Reflections on the Life and Work of Sally Fitzgerald
Thus I considered it an honor when asked to conduct a public interview of Sally Fitzgerald at Berry College last April for their Southern Women Writers' Conference. And it was a deep disappointment when Sally's declining health prevented her from coming south. After much deliberation, we devised instead a series of taped telephone conversations. What had been intended to last one hour ended up taking five, on three separated mornings. What we had expected to discuss in the public forum-- O'Connor's life and work--became transformed into Sally's private reflections. Separated by distance and the exigencies of life, we were joined through technology and shared convictions. Sally talked until she could no more, with an urgency that I did not fully understand at the time.
Sally Fitzgerald spoke in the crisp, clearly articulated phrases of a longtime New Englander. Although her manner was often formal, she also could be warm and witty. Within a single conversation, she was capable of drawing apt quotations from across the Western literary canon. Yet what at first to me had seemed a calm, carefully planned life turned out to be quite the opposite. I became intrigued with her response to the inexplicable turns of fate, which she described as her "lurch through life".
Born in Texas and educated at the University of Southern California, Sally intended to pursue a career in art. However, after meeting Robert Fitzgerald when they were both naval intelligence officers, she says "all thoughts of being an artist fled my mind". They married in 1947. During the next decade she had six children and managed them with little household help and a husband who commuted weekly to teaching jobs. The Fitzgeralds even moved to Italy for eleven years in order for Robert to work on his translation of The Odyssey. Before the Fitzgerald's went abroad, while living in rural Connecticut, Flannery O'Connor joined them as a house guest for two years. Thus began the relationship that transformed both all their lives. Together they affirmed their devout faith as Catholics as they conducted evening theological and literary conversations around the kitchen table.
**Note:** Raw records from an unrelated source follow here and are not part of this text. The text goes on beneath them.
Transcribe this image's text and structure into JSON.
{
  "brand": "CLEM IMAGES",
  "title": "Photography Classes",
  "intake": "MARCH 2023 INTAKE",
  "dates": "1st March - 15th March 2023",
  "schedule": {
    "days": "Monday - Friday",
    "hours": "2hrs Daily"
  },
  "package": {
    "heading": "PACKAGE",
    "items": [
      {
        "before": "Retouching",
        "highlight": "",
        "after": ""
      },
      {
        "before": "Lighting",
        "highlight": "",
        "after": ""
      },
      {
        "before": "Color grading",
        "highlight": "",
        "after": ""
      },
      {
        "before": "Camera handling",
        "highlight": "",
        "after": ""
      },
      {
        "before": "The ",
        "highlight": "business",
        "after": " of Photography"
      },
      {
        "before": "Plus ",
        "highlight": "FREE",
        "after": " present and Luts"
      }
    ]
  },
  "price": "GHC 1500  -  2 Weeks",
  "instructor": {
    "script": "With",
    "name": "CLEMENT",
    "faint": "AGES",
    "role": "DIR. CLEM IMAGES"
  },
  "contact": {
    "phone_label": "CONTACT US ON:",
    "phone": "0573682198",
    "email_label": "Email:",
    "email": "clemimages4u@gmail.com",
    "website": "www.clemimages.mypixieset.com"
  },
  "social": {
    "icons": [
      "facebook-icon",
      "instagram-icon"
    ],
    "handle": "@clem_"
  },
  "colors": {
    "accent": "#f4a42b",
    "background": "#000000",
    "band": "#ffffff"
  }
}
As I reviewed Sally Fitzgerald's life with her, I was struck by her evolving, unexpected role as chief editor and translator of the O'Connor oeuvre. Robert Fitzgerald had been approached by Robert Giroux, after the death of O'Connor in 1964, to collect her essays and letters. He agreed to do so, but by then was translating the Iliad-- spending one semester each year at Harvard and the other in Italy. Sally was responsible for the children; however she also devoted herself to this editorial task. She carried across the ocean "mountains of papers" that became Mystery and Manners, published under both their names in 1969. Robert Giroux asked Robert Fitzgerald to collect the letters. He replied that he was too but added, "I will tell you, Sally did the other one".
When Sally completed Mystery and Manners in 1969, she was in her late fifties. She finished The Habit of Being ten years later. In the 1980's she collected the materials for the Library of America edition of O'Connor's works. She was writing a biography of O'Connor when she died. For most of Sally Fitzgerald's life, Catholicism, Robert Fitzgerald, her children and Flannery O'Connor were her preoccupations. Yet as her children grew up and her marriage collapsed, she turned more to research, writing and lecturing. Even though some scholars have questioned her efforts to manage the O'Connor literary tradition, few have doubted her dedication or scholarly precision.
Sally Fitzgerald told me that the quality she most admired in Flannery O'Connor was her "passion for getting it right". This drive motivated Sally as well. In her work she learned to be a detective, someone " who liked to read other people's mail". Her dogged persistence is evidenced elsewhere. Even with the demise of her marriage to Robert Fitzgerald, Sally never fully accepted the spiritual reality of divorce. Their marriage may have been interrupted, but their relationship was eternal.
I asked Sally about those times when she and Robert sat around the table with Flannery O'Connor, asked her if she had imagined they might become so closely connected. Her response was, "Not at all, but even in death, Flannery was a friend. She reached out to me when I needed work." Here was a woman of immense intelligence, who formed her identity first through others, yet found a calling that became almost an obsession--resulting in extensive scholarly and biographical materials on O'Connor. In ways that most of us would find unsettling, Sally refused to let her divorce or death transform her view of life. Nonetheless, this same woman, suffering from a fatal illness, also observed: "I never expected to be any of the places I found myself in." Life unfolded for her in surprising ways.
This openness to unexpected events, what Sally called serendipity, along with her faith, tempered qualities that might otherwise have turned to rigidity. Thus, whatever one's own beliefs, it is tempting to see her now in some state of ultimate reconciliation--with Robert Fitzgerald and Flannery O'Connor, sitting at another kitchen table discussing mysteries, manners and meanings. Sally Fitzgerald help some beliefs so fiercely that it became almost impossible for them not to be true. That was indeed her habit of being.
Rosemary M. Magee, PhD, is senior associate dean for resources and planning, Emory College, and a member of the Women's Center Advisory Board. She has written widely on southern women writers and other topics.